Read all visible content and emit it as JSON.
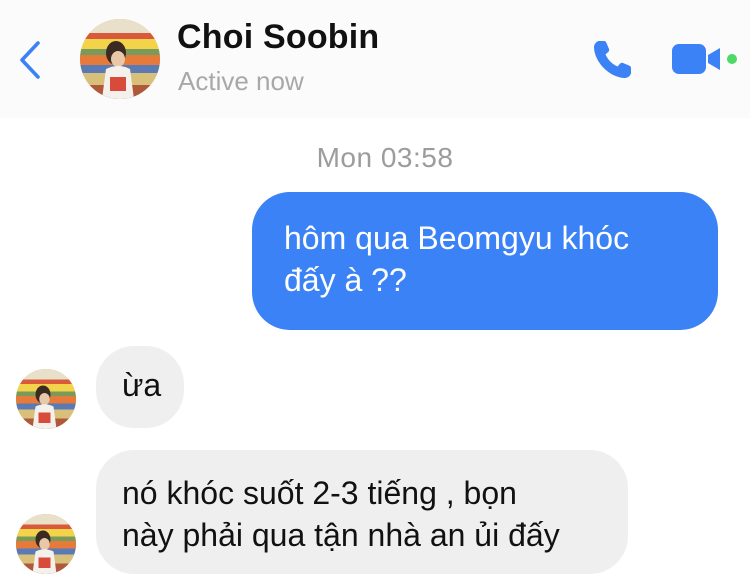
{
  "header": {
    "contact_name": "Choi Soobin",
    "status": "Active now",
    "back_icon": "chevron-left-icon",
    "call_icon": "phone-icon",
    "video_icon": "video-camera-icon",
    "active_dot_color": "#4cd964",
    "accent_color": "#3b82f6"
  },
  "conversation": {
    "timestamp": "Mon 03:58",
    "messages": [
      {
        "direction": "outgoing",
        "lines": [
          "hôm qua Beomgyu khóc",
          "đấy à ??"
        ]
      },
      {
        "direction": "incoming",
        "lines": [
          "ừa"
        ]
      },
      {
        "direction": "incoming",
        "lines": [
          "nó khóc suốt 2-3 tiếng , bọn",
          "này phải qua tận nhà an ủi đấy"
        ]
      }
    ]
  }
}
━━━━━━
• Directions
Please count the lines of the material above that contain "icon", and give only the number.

• Response box
3